“I have watched many Oklahomans lose hope in recent years, as job opportunities move to other states,” says Speaker of the House Todd Hiett, R-Kellyville. “We must make significant strides this year. This is a broken system, and it must be fixed.”
The workers’ compensation reform initiative under House Bill 2046 will fix this broken system. The current system is one of the most expensive in the nation – the 12th highest in costs – and it is rife with waste, fraud and legal nightmares. Only one adjacent state has higher costs: Missouri. And other bordering states are much lower.
House Bill 2046 will address four major reforms:
- Increasing benefits for workers
- Limiting lawyer involvement
- Reducing medical costs for workers
- Increasing marketplace competition
Also attending the press conference were State Senate Republican Floor Leader Glenn Coffee, R-Oklahoma City, and State Senator Scott Pruitt, R-Broken Arrow, who will carry the bill through the Senate.
“Oklahoma’s workers’ compensation system is a terrible burden on our economy that hurts our ability to attract and retain good jobs,” says Senator Coffee. “It's also an embarrassment. Time and time again, when Oklahoma’s leaders try to seek out new potential employers, they hear that the state's workers’ compensation system is simply too litigious and too expensive.”
“Our workers’ comp reform plan reduces litigation and medical costs, increases worker benefits, and injects competition into the marketplace for workers compensation insurance,” says Senator Pruitt. “This will make workers comp in Oklahoma less costly to employers and better for injured workers.”
Lieutenant Governor Mary Fallin also appeared at the reform announcement.
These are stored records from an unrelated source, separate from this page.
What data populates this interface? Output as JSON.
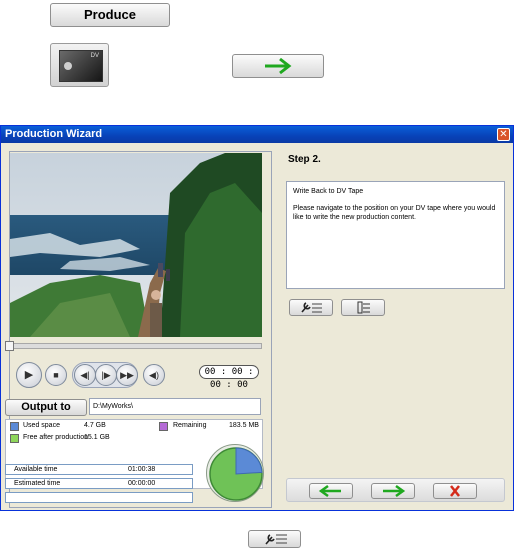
{
  "top": {
    "produce_label": "Produce",
    "dv_icon_label": "DV"
  },
  "dialog": {
    "title": "Production Wizard",
    "close_glyph": "✕",
    "step_title": "Step 2.",
    "description_title": "Write Back to DV Tape",
    "description_body": "Please navigate to the position on your DV tape where you would like to write the new production content.",
    "timecode": "00 : 00 : 00 : 00",
    "output_label": "Output to",
    "output_path": "D:\\MyWorks\\",
    "used_space_label": "Used space",
    "used_space_value": "4.7  GB",
    "remaining_label": "Remaining",
    "remaining_value": "183.5  MB",
    "free_after_label": "Free after production",
    "free_after_value": "15.1  GB",
    "available_time_label": "Available time",
    "available_time_value": "01:00:38",
    "estimated_time_label": "Estimated time",
    "estimated_time_value": "00:00:00",
    "colors": {
      "used": "#5b8ad6",
      "remaining": "#b56bd6",
      "free": "#8fd65b",
      "next_arrow": "#1fa81f",
      "back_arrow": "#1fa81f",
      "cancel_x": "#d42a1a"
    },
    "disk_usage": {
      "used_fraction": 0.24,
      "free_fraction": 0.76
    },
    "controls": [
      "play",
      "stop",
      "prev-frame",
      "next-frame",
      "fast-forward",
      "volume"
    ]
  },
  "icons": {
    "tools": "wrench-list-icon",
    "chapters": "chapter-list-icon",
    "next": "arrow-right-icon",
    "back": "arrow-left-icon",
    "cancel": "x-icon"
  }
}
Fallin has been an advocate of serious workers’ compensation reform for years.
“This must be the year for real, comprehensive workers comp reform,” says Fallin. “Because of my role in pushing for these reforms for the past eight years, I frequently hear from business owners and workers who are increasingly frustrated by our lack of progress. They were especially upset last year when a very good reform bill passed the House by a vote of 95-1 and then killed in the Senate. They aren't going to accept excuses in 2005.”
“This is the most important issue facing our state’s economy,” says Representative Fred Morgan, R-Oklahoma City, who will carry the bill through the House. “The current system lines the pockets of lawyers, while hindering business owners and stripping away job opportunities from workers.”